What this task involves: Could you reproduce every record below exactly as it stands?

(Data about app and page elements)
---+---
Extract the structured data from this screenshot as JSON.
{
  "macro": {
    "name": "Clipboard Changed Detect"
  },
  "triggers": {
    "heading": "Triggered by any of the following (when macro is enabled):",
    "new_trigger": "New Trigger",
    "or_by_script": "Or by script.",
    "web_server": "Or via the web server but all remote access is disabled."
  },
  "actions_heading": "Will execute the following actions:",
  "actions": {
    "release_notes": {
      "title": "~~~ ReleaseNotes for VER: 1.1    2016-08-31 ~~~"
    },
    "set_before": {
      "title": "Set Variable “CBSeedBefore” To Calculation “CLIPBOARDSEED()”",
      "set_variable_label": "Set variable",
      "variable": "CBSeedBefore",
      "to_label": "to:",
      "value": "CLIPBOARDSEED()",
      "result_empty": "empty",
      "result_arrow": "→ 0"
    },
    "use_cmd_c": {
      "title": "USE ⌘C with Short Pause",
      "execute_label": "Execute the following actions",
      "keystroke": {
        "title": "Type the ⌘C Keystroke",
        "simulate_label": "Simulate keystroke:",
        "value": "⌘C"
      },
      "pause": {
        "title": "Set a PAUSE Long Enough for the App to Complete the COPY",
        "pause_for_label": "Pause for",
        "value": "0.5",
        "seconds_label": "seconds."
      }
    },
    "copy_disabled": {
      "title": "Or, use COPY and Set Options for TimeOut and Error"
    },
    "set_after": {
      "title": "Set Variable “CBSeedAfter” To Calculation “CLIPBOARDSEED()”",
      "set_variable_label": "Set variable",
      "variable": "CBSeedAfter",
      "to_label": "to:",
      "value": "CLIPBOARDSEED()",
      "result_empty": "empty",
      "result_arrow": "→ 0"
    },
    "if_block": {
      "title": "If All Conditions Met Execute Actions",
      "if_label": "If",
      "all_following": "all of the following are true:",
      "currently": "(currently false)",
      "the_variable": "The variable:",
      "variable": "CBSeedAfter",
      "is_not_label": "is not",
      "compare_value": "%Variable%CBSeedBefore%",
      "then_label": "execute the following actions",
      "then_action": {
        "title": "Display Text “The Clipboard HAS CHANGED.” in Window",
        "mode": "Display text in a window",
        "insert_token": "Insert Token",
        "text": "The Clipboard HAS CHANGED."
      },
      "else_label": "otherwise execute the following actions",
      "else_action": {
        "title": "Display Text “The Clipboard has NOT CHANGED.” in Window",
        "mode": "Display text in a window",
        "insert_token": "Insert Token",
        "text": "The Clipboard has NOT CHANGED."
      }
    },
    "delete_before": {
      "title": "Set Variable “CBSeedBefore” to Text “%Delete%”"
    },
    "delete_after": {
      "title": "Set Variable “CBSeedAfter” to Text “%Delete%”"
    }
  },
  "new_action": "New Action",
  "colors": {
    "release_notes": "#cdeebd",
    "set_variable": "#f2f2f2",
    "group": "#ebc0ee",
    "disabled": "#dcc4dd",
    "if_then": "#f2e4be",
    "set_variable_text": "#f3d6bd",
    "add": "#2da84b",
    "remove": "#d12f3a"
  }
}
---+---
Written answer:
Extract the structured data from this screenshot as JSON.
{
  "macro": {
    "name": "Clipboard Changed Detect"
  },
  "triggers": {
    "heading": "Triggered by any of the following (when macro is enabled):",
    "new_trigger": "New Trigger",
    "or_by_script": "Or by script.",
    "web_server": "Or via the web server but all remote access is disabled."
  },
  "actions_heading": "Will execute the following actions:",
  "actions": {
    "release_notes": {
      "title": "~~~ ReleaseNotes for VER: 1.1    2016-08-31 ~~~"
    },
    "set_before": {
      "title": "Set Variable “CBSeedBefore” To Calculation “CLIPBOARDSEED()”",
      "set_variable_label": "Set variable",
      "variable": "CBSeedBefore",
      "to_label": "to:",
      "value": "CLIPBOARDSEED()",
      "result_empty": "empty",
      "result_arrow": "→ 0"
    },
    "use_cmd_c": {
      "title": "USE ⌘C with Short Pause",
      "execute_label": "Execute the following actions",
      "keystroke": {
        "title": "Type the ⌘C Keystroke",
        "simulate_label": "Simulate keystroke:",
        "value": "⌘C"
      },
      "pause": {
        "title": "Set a PAUSE Long Enough for the App to Complete the COPY",
        "pause_for_label": "Pause for",
        "value": "0.5",
        "seconds_label": "seconds."
      }
    },
    "copy_disabled": {
      "title": "Or, use COPY and Set Options for TimeOut and Error"
    },
    "set_after": {
      "title": "Set Variable “CBSeedAfter” To Calculation “CLIPBOARDSEED()”",
      "set_variable_label": "Set variable",
      "variable": "CBSeedAfter",
      "to_label": "to:",
      "value": "CLIPBOARDSEED()",
      "result_empty": "empty",
      "result_arrow": "→ 0"
    },
    "if_block": {
      "title": "If All Conditions Met Execute Actions",
      "if_label": "If",
      "all_following": "all of the following are true:",
      "currently": "(currently false)",
      "the_variable": "The variable:",
      "variable": "CBSeedAfter",
      "is_not_label": "is not",
      "compare_value": "%Variable%CBSeedBefore%",
      "then_label": "execute the following actions",
      "then_action": {
        "title": "Display Text “The Clipboard HAS CHANGED.” in Window",
        "mode": "Display text in a window",
        "insert_token": "Insert Token",
        "text": "The Clipboard HAS CHANGED."
      },
      "else_label": "otherwise execute the following actions",
      "else_action": {
        "title": "Display Text “The Clipboard has NOT CHANGED.” in Window",
        "mode": "Display text in a window",
        "insert_token": "Insert Token",
        "text": "The Clipboard has NOT CHANGED."
      }
    },
    "delete_before": {
      "title": "Set Variable “CBSeedBefore” to Text “%Delete%”"
    },
    "delete_after": {
      "title": "Set Variable “CBSeedAfter” to Text “%Delete%”"
    }
  },
  "new_action": "New Action",
  "colors": {
    "release_notes": "#cdeebd",
    "set_variable": "#f2f2f2",
    "group": "#ebc0ee",
    "disabled": "#dcc4dd",
    "if_then": "#f2e4be",
    "set_variable_text": "#f3d6bd",
    "add": "#2da84b",
    "remove": "#d12f3a"
  }
}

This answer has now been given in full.